Interface dataset entries
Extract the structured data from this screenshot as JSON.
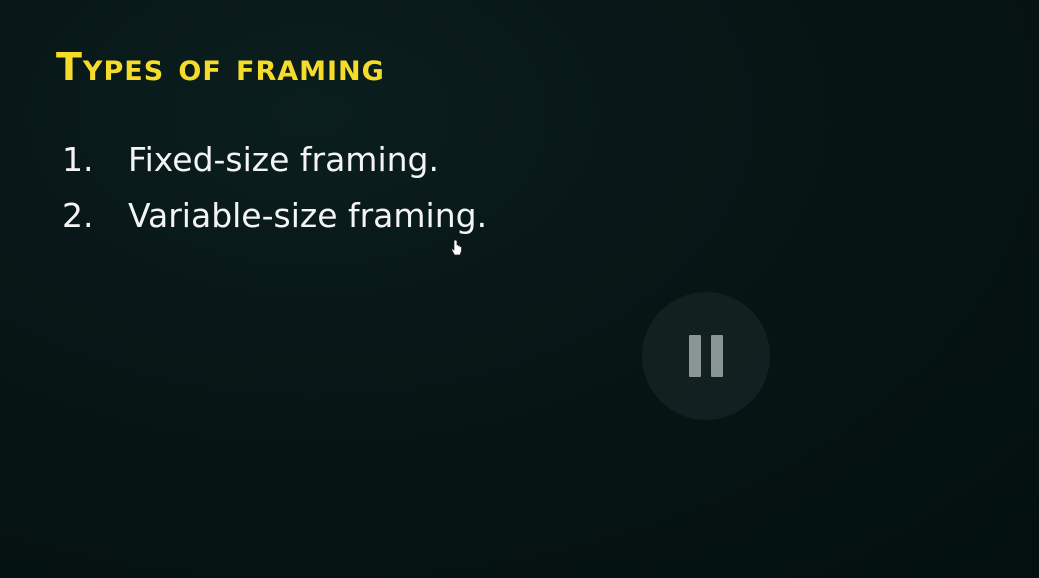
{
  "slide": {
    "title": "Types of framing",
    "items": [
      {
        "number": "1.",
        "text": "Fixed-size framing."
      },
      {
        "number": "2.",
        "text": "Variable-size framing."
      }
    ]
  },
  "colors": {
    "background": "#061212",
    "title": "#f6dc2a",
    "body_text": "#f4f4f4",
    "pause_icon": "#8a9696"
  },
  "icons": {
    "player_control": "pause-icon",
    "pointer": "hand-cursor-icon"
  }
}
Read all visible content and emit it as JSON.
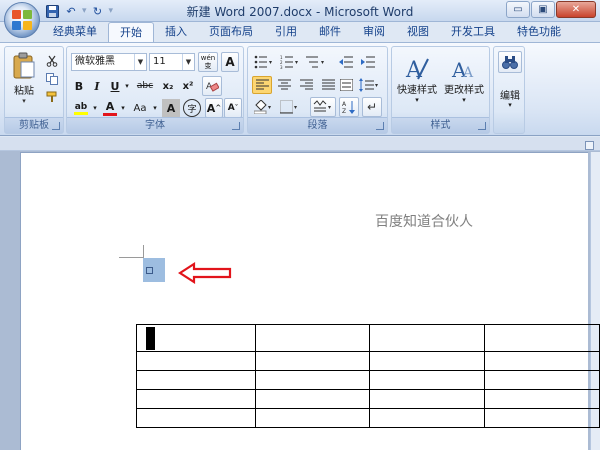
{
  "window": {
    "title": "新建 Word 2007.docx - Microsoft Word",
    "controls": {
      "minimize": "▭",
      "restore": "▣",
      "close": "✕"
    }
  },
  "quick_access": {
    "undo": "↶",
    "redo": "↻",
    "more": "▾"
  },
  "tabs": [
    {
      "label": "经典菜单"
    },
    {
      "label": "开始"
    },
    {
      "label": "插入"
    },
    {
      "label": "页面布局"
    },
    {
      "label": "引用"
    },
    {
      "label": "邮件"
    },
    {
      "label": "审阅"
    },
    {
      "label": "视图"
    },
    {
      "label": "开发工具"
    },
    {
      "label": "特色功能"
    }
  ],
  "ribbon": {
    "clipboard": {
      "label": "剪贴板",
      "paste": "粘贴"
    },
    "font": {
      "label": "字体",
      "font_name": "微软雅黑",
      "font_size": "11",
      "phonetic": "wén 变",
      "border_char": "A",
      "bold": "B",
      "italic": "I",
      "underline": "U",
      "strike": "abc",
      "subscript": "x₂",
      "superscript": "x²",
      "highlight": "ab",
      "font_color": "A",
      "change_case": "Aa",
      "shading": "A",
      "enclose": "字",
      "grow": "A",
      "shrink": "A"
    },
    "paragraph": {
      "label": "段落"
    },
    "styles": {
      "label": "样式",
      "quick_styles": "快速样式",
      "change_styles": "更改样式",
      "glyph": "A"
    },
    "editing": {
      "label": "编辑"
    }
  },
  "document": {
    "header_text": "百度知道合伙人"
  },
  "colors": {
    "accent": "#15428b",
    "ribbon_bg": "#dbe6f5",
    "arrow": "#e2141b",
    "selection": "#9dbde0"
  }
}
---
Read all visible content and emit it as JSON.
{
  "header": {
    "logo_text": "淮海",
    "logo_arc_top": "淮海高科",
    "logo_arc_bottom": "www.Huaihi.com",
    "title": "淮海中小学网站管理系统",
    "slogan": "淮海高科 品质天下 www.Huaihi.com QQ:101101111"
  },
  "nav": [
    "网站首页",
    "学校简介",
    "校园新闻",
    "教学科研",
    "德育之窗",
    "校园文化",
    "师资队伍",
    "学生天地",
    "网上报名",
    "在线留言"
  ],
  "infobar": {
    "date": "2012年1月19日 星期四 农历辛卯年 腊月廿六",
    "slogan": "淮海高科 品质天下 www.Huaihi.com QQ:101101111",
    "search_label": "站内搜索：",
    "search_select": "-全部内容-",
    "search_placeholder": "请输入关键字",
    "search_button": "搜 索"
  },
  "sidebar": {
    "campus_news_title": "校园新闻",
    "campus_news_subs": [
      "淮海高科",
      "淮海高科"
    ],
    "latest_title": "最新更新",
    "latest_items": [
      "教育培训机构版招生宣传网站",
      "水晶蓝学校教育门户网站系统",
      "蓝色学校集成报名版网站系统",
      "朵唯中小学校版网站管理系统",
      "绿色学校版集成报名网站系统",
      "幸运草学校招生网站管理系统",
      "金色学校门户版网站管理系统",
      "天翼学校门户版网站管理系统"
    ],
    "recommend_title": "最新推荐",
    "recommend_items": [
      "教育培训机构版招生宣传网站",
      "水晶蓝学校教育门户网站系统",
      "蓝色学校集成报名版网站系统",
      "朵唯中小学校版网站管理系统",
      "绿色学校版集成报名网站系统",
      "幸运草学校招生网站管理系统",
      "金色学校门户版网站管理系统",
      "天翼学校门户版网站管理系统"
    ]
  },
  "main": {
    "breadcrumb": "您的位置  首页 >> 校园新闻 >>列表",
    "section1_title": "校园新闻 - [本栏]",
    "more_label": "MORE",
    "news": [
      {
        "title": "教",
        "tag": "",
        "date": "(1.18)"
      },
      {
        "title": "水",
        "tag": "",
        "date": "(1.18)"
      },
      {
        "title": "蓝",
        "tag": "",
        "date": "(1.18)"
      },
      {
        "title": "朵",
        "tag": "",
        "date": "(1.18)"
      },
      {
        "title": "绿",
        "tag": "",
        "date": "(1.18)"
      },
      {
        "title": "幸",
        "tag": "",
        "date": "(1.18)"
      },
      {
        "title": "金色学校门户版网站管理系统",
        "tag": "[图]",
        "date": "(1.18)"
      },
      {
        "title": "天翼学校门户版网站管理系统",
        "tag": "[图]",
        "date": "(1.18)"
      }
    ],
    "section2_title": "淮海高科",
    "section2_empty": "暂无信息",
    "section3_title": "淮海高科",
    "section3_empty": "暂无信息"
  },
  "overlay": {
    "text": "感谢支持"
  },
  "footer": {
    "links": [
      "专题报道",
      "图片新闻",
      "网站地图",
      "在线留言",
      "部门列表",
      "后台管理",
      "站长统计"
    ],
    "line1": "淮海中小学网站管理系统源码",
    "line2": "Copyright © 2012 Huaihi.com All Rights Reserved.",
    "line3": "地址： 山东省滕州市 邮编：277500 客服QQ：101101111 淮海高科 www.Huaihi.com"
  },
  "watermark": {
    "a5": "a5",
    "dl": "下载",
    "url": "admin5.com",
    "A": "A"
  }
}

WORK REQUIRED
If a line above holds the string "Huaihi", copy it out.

TASK OUTPUT
    "logo_arc_bottom": "www.Huaihi.com",
    "slogan": "淮海高科 品质天下 www.Huaihi.com QQ:101101111"
    "slogan": "淮海高科 品质天下 www.Huaihi.com QQ:101101111",
    "line2": "Copyright © 2012 Huaihi.com All Rights Reserved.",
    "line3": "地址： 山东省滕州市 邮编：277500 客服QQ：101101111 淮海高科 www.Huaihi.com"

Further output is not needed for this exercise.